▶ [EXERCISE GOAL]
Could you give the data below again, exactly and completely?

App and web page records
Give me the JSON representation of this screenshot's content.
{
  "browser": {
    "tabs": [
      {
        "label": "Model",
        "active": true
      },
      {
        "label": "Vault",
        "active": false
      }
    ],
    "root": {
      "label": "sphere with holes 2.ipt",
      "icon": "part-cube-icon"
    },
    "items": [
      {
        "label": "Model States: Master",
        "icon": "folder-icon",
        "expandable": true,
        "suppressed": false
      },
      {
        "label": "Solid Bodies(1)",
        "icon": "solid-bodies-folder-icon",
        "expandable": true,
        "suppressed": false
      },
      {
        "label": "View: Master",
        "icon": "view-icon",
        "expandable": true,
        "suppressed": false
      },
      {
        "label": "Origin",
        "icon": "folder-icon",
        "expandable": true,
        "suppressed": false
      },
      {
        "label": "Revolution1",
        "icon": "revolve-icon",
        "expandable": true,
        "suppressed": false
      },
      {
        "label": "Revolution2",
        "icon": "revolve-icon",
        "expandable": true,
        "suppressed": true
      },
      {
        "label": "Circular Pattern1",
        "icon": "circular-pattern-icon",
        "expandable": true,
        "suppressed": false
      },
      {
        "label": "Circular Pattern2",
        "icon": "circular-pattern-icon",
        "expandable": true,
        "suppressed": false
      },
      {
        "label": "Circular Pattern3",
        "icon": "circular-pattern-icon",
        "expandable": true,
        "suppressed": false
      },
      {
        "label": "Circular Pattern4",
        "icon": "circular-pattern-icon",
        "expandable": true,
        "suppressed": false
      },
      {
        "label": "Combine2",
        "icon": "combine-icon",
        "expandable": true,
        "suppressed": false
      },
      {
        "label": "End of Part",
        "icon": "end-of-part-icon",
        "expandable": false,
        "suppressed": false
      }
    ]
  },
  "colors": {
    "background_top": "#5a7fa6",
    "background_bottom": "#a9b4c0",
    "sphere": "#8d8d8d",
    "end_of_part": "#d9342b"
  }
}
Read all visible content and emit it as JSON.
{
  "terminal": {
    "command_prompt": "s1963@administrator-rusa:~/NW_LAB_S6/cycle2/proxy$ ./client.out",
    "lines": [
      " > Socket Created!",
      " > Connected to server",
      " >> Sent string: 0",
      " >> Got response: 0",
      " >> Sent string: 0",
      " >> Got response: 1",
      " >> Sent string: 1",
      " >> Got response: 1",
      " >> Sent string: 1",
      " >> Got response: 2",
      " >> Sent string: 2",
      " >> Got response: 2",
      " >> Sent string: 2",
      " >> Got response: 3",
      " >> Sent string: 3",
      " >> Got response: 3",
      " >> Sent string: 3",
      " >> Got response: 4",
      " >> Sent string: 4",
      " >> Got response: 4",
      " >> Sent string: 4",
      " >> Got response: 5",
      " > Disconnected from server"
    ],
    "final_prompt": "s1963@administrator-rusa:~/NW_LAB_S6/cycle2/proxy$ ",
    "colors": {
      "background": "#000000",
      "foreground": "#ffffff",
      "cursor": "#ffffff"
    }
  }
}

▶ [EXERCISE SOLUTION]
Give me the JSON representation of this screenshot's content.
{
  "browser": {
    "tabs": [
      {
        "label": "Model",
        "active": true
      },
      {
        "label": "Vault",
        "active": false
      }
    ],
    "root": {
      "label": "sphere with holes 2.ipt",
      "icon": "part-cube-icon"
    },
    "items": [
      {
        "label": "Model States: Master",
        "icon": "folder-icon",
        "expandable": true,
        "suppressed": false
      },
      {
        "label": "Solid Bodies(1)",
        "icon": "solid-bodies-folder-icon",
        "expandable": true,
        "suppressed": false
      },
      {
        "label": "View: Master",
        "icon": "view-icon",
        "expandable": true,
        "suppressed": false
      },
      {
        "label": "Origin",
        "icon": "folder-icon",
        "expandable": true,
        "suppressed": false
      },
      {
        "label": "Revolution1",
        "icon": "revolve-icon",
        "expandable": true,
        "suppressed": false
      },
      {
        "label": "Revolution2",
        "icon": "revolve-icon",
        "expandable": true,
        "suppressed": true
      },
      {
        "label": "Circular Pattern1",
        "icon": "circular-pattern-icon",
        "expandable": true,
        "suppressed": false
      },
      {
        "label": "Circular Pattern2",
        "icon": "circular-pattern-icon",
        "expandable": true,
        "suppressed": false
      },
      {
        "label": "Circular Pattern3",
        "icon": "circular-pattern-icon",
        "expandable": true,
        "suppressed": false
      },
      {
        "label": "Circular Pattern4",
        "icon": "circular-pattern-icon",
        "expandable": true,
        "suppressed": false
      },
      {
        "label": "Combine2",
        "icon": "combine-icon",
        "expandable": true,
        "suppressed": false
      },
      {
        "label": "End of Part",
        "icon": "end-of-part-icon",
        "expandable": false,
        "suppressed": false
      }
    ]
  },
  "colors": {
    "background_top": "#5a7fa6",
    "background_bottom": "#a9b4c0",
    "sphere": "#8d8d8d",
    "end_of_part": "#d9342b"
  }
}
Read all visible content and emit it as JSON.
{
  "terminal": {
    "command_prompt": "s1963@administrator-rusa:~/NW_LAB_S6/cycle2/proxy$ ./client.out",
    "lines": [
      " > Socket Created!",
      " > Connected to server",
      " >> Sent string: 0",
      " >> Got response: 0",
      " >> Sent string: 0",
      " >> Got response: 1",
      " >> Sent string: 1",
      " >> Got response: 1",
      " >> Sent string: 1",
      " >> Got response: 2",
      " >> Sent string: 2",
      " >> Got response: 2",
      " >> Sent string: 2",
      " >> Got response: 3",
      " >> Sent string: 3",
      " >> Got response: 3",
      " >> Sent string: 3",
      " >> Got response: 4",
      " >> Sent string: 4",
      " >> Got response: 4",
      " >> Sent string: 4",
      " >> Got response: 5",
      " > Disconnected from server"
    ],
    "final_prompt": "s1963@administrator-rusa:~/NW_LAB_S6/cycle2/proxy$ ",
    "colors": {
      "background": "#000000",
      "foreground": "#ffffff",
      "cursor": "#ffffff"
    }
  }
}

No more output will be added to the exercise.